by Jessi Robinson
Recently, I stepped outside of my comfort zone and did something I have long wanted to do: I got my hair foiled in non-natural colors (blue and green, to be specific). My hairdresser and I were both excited about the adventure, and we were pleased with the result. My wife was beyond happy; knowing this was something I’d hemmed and hawed over for a while, she was not only happy I did it but also loved the outcome.
Three days later, I arrived in my office. I knew that the color wouldn’t be an issue, no matter what anyone thought, but I was nervous about those thoughts and reactions. The compliments came rolling in. EVERYONE loved my hair; even people I don’t interact with commented positively.
by Kristen Abell
Recently I read Jenny Lawson’s Furiously Happy which chronicles her life with mental illness, and I found myself actually jealous of her for a moment. Not, as you might think, because of her spectacular writing prowess. That would have been far too logical. Instead, I was jealous that she has such a fascinating array of disorders. I mean, who was going to want to read a book about someone with a measly little case of depression when they could read about someone with depression, anxiety, and a whole host of other issues? Yep, you read that right – I was jealous because this chick has more crazy than me.
Something I try to remind myself of when I start to feel discouraged about sharing my story is how there is no one else who can share it quite like me. Continue reading
by Alexandria Pizziola
The task of creating a life for oneself is hard work, and it’s a task that I and people my age are faced with on a daily basis as we move to make the world view us as adults. The stress and pressure that accompany this act of finding our footing are large and unrelenting factors, and when I get together with or phone my friends, a variation of the following is nearly always uttered:
Why do I feel this way? This isn’t how I should feel; my life is great! Maybe I just need to try to be happier. I must be doing something wrong.
by Kristen Abell

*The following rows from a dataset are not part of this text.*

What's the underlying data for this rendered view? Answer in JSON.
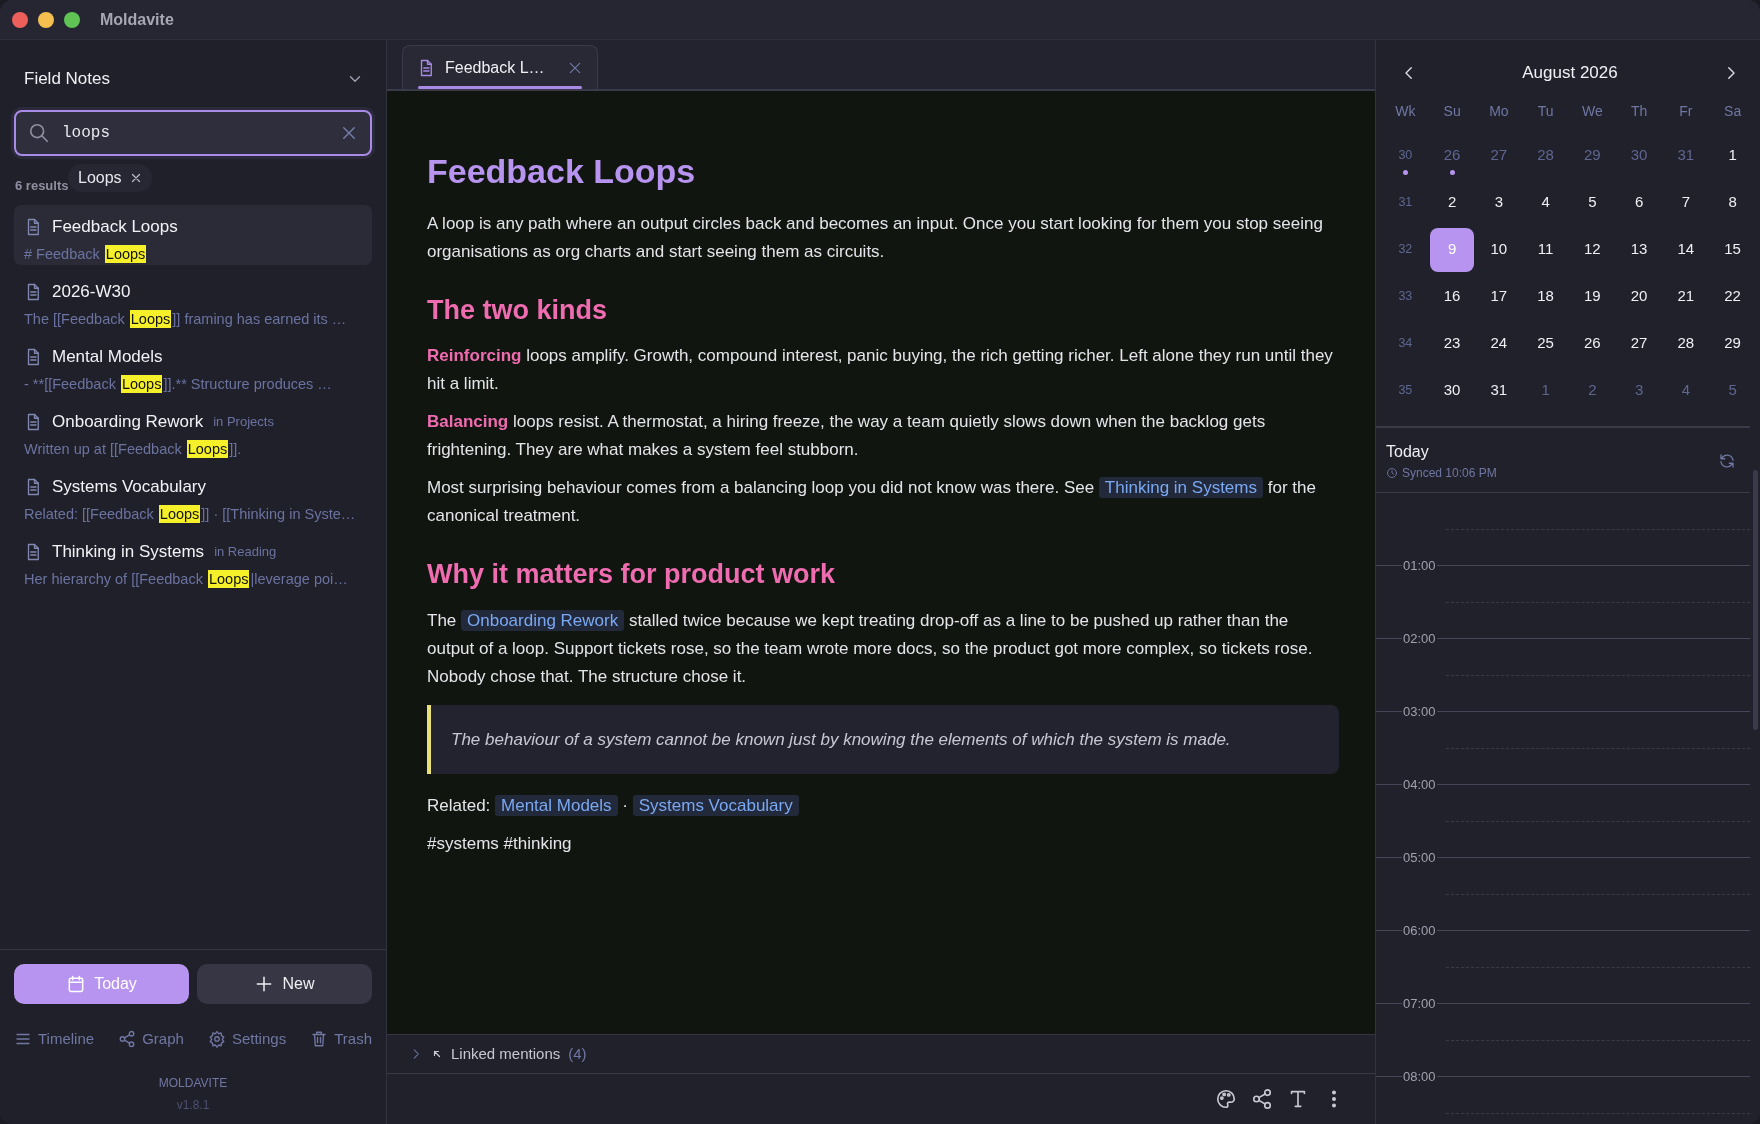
{
  "window": {
    "title": "Moldavite"
  },
  "sidebar": {
    "notebook": "Field Notes",
    "search": {
      "value": "loops"
    },
    "suggestion": "Loops",
    "results_count": "6 results",
    "results": [
      {
        "title": "Feedback Loops",
        "before": "# Feedback ",
        "match": "Loops",
        "selected": true
      },
      {
        "title": "2026-W30",
        "before": "The [[Feedback ",
        "match": "Loops",
        "after": "]] framing has earned its …",
        "selected": false
      },
      {
        "title": "Mental Models",
        "before": "- **[[Feedback ",
        "match": "Loops",
        "after": "]].** Structure produces …",
        "selected": false
      },
      {
        "title": "Onboarding Rework",
        "folder": "in Projects",
        "before": "Written up at [[Feedback ",
        "match": "Loops",
        "after": "]].",
        "selected": false
      },
      {
        "title": "Systems Vocabulary",
        "before": "Related: [[Feedback ",
        "match": "Loops",
        "after": "]] · [[Thinking in Syste…",
        "selected": false
      },
      {
        "title": "Thinking in Systems",
        "folder": "in Reading",
        "before": "Her hierarchy of [[Feedback ",
        "match": "Loops",
        "after": "|leverage poi…",
        "selected": false
      }
    ],
    "actions": [
      {
        "label": "Today",
        "kind": "primary"
      },
      {
        "label": "New",
        "kind": "secondary"
      }
    ],
    "nav": [
      "Timeline",
      "Graph",
      "Settings",
      "Trash"
    ],
    "app_name": "MOLDAVITE",
    "version": "v1.8.1"
  },
  "editor": {
    "tabs": [
      {
        "label": "Feedback L…",
        "selected": true
      }
    ],
    "title": "Feedback Loops",
    "blocks": [
      {
        "kind": "paragraph",
        "parts": [
          {
            "kind": "text",
            "text": "A loop is any path where an output circles back and becomes an input. Once you start looking for them you stop seeing organisations as org charts and start seeing them as circuits."
          }
        ]
      },
      {
        "kind": "heading",
        "text": "The two kinds"
      },
      {
        "kind": "paragraph",
        "parts": [
          {
            "kind": "term",
            "text": "Reinforcing"
          },
          {
            "kind": "text",
            "text": " loops amplify. Growth, compound interest, panic buying, the rich getting richer. Left alone they run until they hit a limit."
          }
        ]
      },
      {
        "kind": "paragraph",
        "parts": [
          {
            "kind": "term",
            "text": "Balancing"
          },
          {
            "kind": "text",
            "text": " loops resist. A thermostat, a hiring freeze, the way a team quietly slows down when the backlog gets frightening. They are what makes a system feel stubborn."
          }
        ]
      },
      {
        "kind": "paragraph",
        "parts": [
          {
            "kind": "text",
            "text": "Most surprising behaviour comes from a balancing loop you did not know was there. See "
          },
          {
            "kind": "link",
            "text": "Thinking in Systems"
          },
          {
            "kind": "text",
            "text": " for the canonical treatment."
          }
        ]
      },
      {
        "kind": "heading",
        "text": "Why it matters for product work"
      },
      {
        "kind": "paragraph",
        "parts": [
          {
            "kind": "text",
            "text": "The "
          },
          {
            "kind": "link",
            "text": "Onboarding Rework"
          },
          {
            "kind": "text",
            "text": " stalled twice because we kept treating drop-off as a line to be pushed up rather than the output of a loop. Support tickets rose, so the team wrote more docs, so the product got more complex, so tickets rose. Nobody chose that. The structure chose it."
          }
        ]
      },
      {
        "kind": "quote",
        "text": "The behaviour of a system cannot be known just by knowing the elements of which the system is made."
      },
      {
        "kind": "paragraph",
        "parts": [
          {
            "kind": "text",
            "text": "Related: "
          },
          {
            "kind": "link",
            "text": "Mental Models"
          },
          {
            "kind": "text",
            "text": " · "
          },
          {
            "kind": "link",
            "text": "Systems Vocabulary"
          }
        ]
      },
      {
        "kind": "paragraph",
        "parts": [
          {
            "kind": "text",
            "text": "#systems #thinking"
          }
        ]
      }
    ],
    "linked_mentions": {
      "label": "Linked mentions",
      "count": "(4)",
      "expanded": false
    }
  },
  "calendar": {
    "month": "August 2026",
    "headers": [
      "Wk",
      "Su",
      "Mo",
      "Tu",
      "We",
      "Th",
      "Fr",
      "Sa"
    ],
    "weeks": [
      {
        "week": "30",
        "has_entry": true,
        "days": [
          {
            "day": "26",
            "outside": true,
            "has_entry": true,
            "selected": false
          },
          {
            "day": "27",
            "outside": true,
            "has_entry": false,
            "selected": false
          },
          {
            "day": "28",
            "outside": true,
            "has_entry": false,
            "selected": false
          },
          {
            "day": "29",
            "outside": true,
            "has_entry": false,
            "selected": false
          },
          {
            "day": "30",
            "outside": true,
            "has_entry": false,
            "selected": false
          },
          {
            "day": "31",
            "outside": true,
            "has_entry": false,
            "selected": false
          },
          {
            "day": "1",
            "outside": false,
            "has_entry": false,
            "selected": false
          }
        ]
      },
      {
        "week": "31",
        "has_entry": false,
        "days": [
          {
            "day": "2",
            "outside": false,
            "has_entry": false,
            "selected": false
          },
          {
            "day": "3",
            "outside": false,
            "has_entry": false,
            "selected": false
          },
          {
            "day": "4",
            "outside": false,
            "has_entry": false,
            "selected": false
          },
          {
            "day": "5",
            "outside": false,
            "has_entry": false,
            "selected": false
          },
          {
            "day": "6",
            "outside": false,
            "has_entry": false,
            "selected": false
          },
          {
            "day": "7",
            "outside": false,
            "has_entry": false,
            "selected": false
          },
          {
            "day": "8",
            "outside": false,
            "has_entry": false,
            "selected": false
          }
        ]
      },
      {
        "week": "32",
        "has_entry": false,
        "days": [
          {
            "day": "9",
            "outside": false,
            "has_entry": false,
            "selected": true
          },
          {
            "day": "10",
            "outside": false,
            "has_entry": false,
            "selected": false
          },
          {
            "day": "11",
            "outside": false,
            "has_entry": false,
            "selected": false
          },
          {
            "day": "12",
            "outside": false,
            "has_entry": false,
            "selected": false
          },
          {
            "day": "13",
            "outside": false,
            "has_entry": false,
            "selected": false
          },
          {
            "day": "14",
            "outside": false,
            "has_entry": false,
            "selected": false
          },
          {
            "day": "15",
            "outside": false,
            "has_entry": false,
            "selected": false
          }
        ]
      },
      {
        "week": "33",
        "has_entry": false,
        "days": [
          {
            "day": "16",
            "outside": false,
            "has_entry": false,
            "selected": false
          },
          {
            "day": "17",
            "outside": false,
            "has_entry": false,
            "selected": false
          },
          {
            "day": "18",
            "outside": false,
            "has_entry": false,
            "selected": false
          },
          {
            "day": "19",
            "outside": false,
            "has_entry": false,
            "selected": false
          },
          {
            "day": "20",
            "outside": false,
            "has_entry": false,
            "selected": false
          },
          {
            "day": "21",
            "outside": false,
            "has_entry": false,
            "selected": false
          },
          {
            "day": "22",
            "outside": false,
            "has_entry": false,
            "selected": false
          }
        ]
      },
      {
        "week": "34",
        "has_entry": false,
        "days": [
          {
            "day": "23",
            "outside": false,
            "has_entry": false,
            "selected": false
          },
          {
            "day": "24",
            "outside": false,
            "has_entry": false,
            "selected": false
          },
          {
            "day": "25",
            "outside": false,
            "has_entry": false,
            "selected": false
          },
          {
            "day": "26",
            "outside": false,
            "has_entry": false,
            "selected": false
          },
          {
            "day": "27",
            "outside": false,
            "has_entry": false,
            "selected": false
          },
          {
            "day": "28",
            "outside": false,
            "has_entry": false,
            "selected": false
          },
          {
            "day": "29",
            "outside": false,
            "has_entry": false,
            "selected": false
          }
        ]
      },
      {
        "week": "35",
        "has_entry": false,
        "days": [
          {
            "day": "30",
            "outside": false,
            "has_entry": false,
            "selected": false
          },
          {
            "day": "31",
            "outside": false,
            "has_entry": false,
            "selected": false
          },
          {
            "day": "1",
            "outside": true,
            "has_entry": false,
            "selected": false
          },
          {
            "day": "2",
            "outside": true,
            "has_entry": false,
            "selected": false
          },
          {
            "day": "3",
            "outside": true,
            "has_entry": false,
            "selected": false
          },
          {
            "day": "4",
            "outside": true,
            "has_entry": false,
            "selected": false
          },
          {
            "day": "5",
            "outside": true,
            "has_entry": false,
            "selected": false
          }
        ]
      }
    ]
  },
  "day_view": {
    "title": "Today",
    "synced": "Synced 10:06 PM",
    "hours": [
      "01:00",
      "02:00",
      "03:00",
      "04:00",
      "05:00",
      "06:00",
      "07:00",
      "08:00"
    ]
  }
}
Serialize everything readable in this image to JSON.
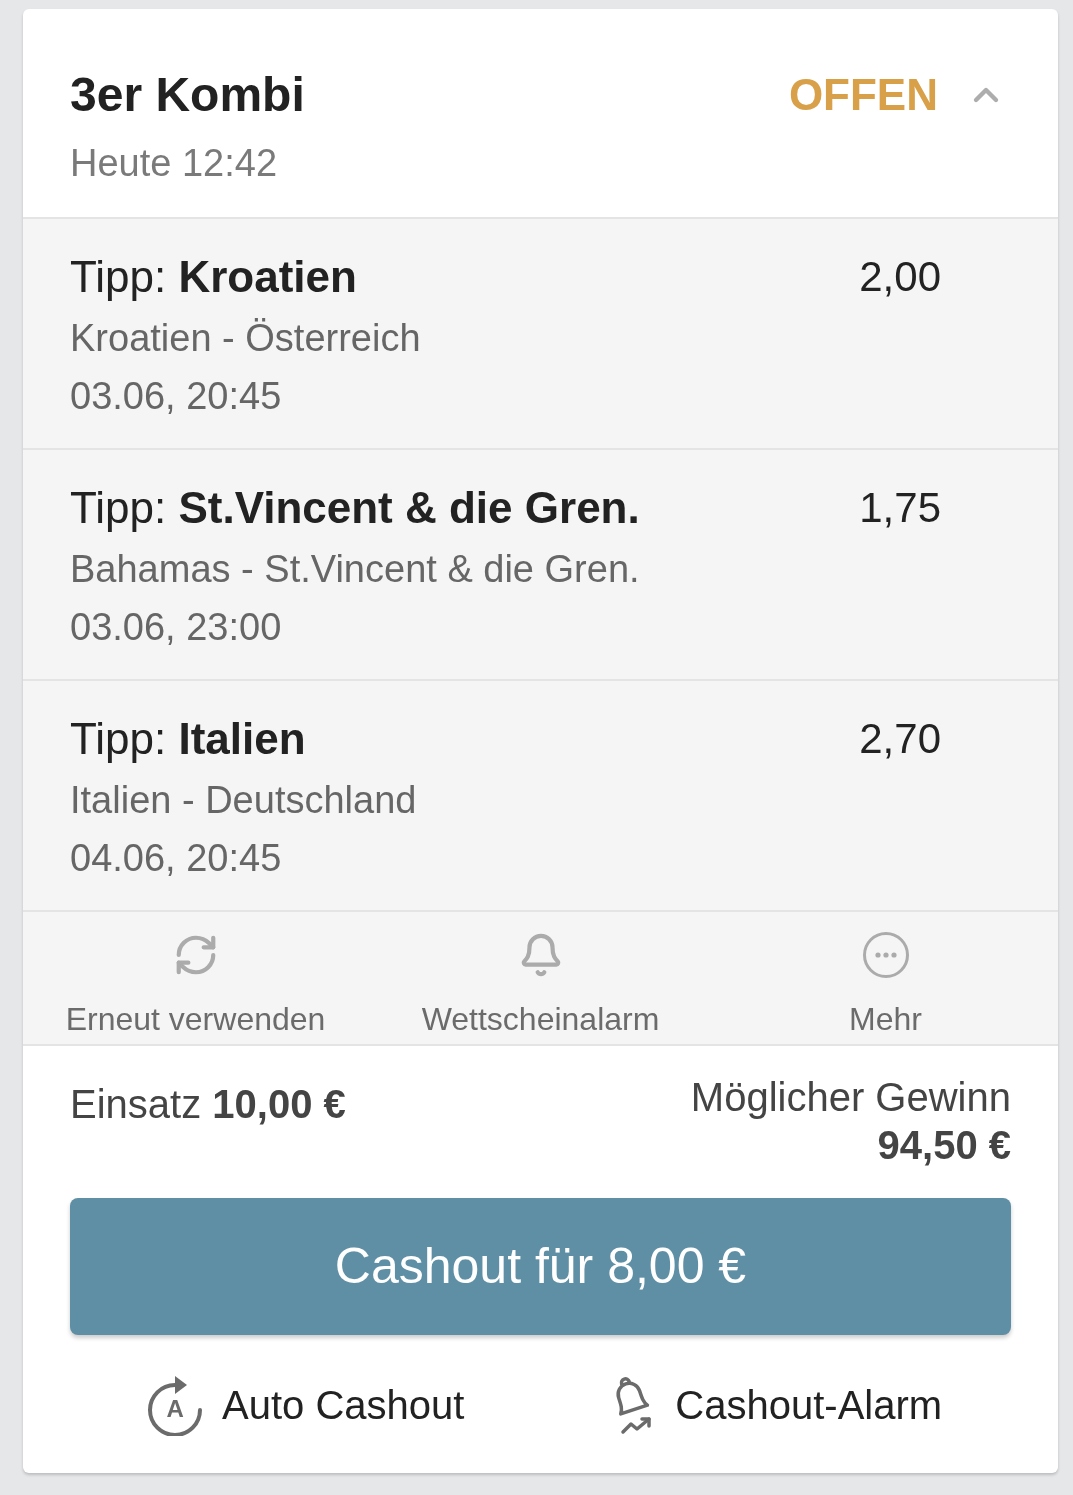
{
  "bet": {
    "title": "3er Kombi",
    "placed": "Heute 12:42",
    "status": {
      "label": "OFFEN",
      "kind": "open"
    },
    "expanded": true
  },
  "selections": [
    {
      "tip": "Tipp: **Kroatien**",
      "odds": "2,00",
      "match": "Kroatien - Österreich",
      "kickoff": "03.06, 20:45"
    },
    {
      "tip": "Tipp: **St.Vincent & die Gren.**",
      "odds": "1,75",
      "match": "Bahamas - St.Vincent & die Gren.",
      "kickoff": "03.06, 23:00"
    },
    {
      "tip": "Tipp: **Italien**",
      "odds": "2,70",
      "match": "Italien - Deutschland",
      "kickoff": "04.06, 20:45"
    }
  ],
  "actions": [
    {
      "kind": "reuse",
      "label": "Erneut verwenden"
    },
    {
      "kind": "alarm",
      "label": "Wettscheinalarm"
    },
    {
      "kind": "more",
      "label": "Mehr"
    }
  ],
  "summary": {
    "stake": "Einsatz **10,00 €**",
    "potential_win_label": "Möglicher Gewinn",
    "potential_win": "94,50 €"
  },
  "cashout_button": "Cashout für 8,00 €",
  "cashout_options": [
    {
      "kind": "auto",
      "label": "Auto Cashout",
      "icon_letter": "A"
    },
    {
      "kind": "alarm",
      "label": "Cashout-Alarm"
    }
  ]
}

On Saturday night, Santa Ono, the president of the University of Cincinnati, shared with an audience of 200 people – and then later with his Twitter audience of 70,000 – that he had tried to commit suicide at two different points in his life. Because of the work I do with mental illness in the higher education profession, it doesn’t feel like I can let this pass without comment. That being said, there’s something absurd about the fact that we get excited and celebrate someone in a position of power sharing such a difficult personal story of mental illness. Continue reading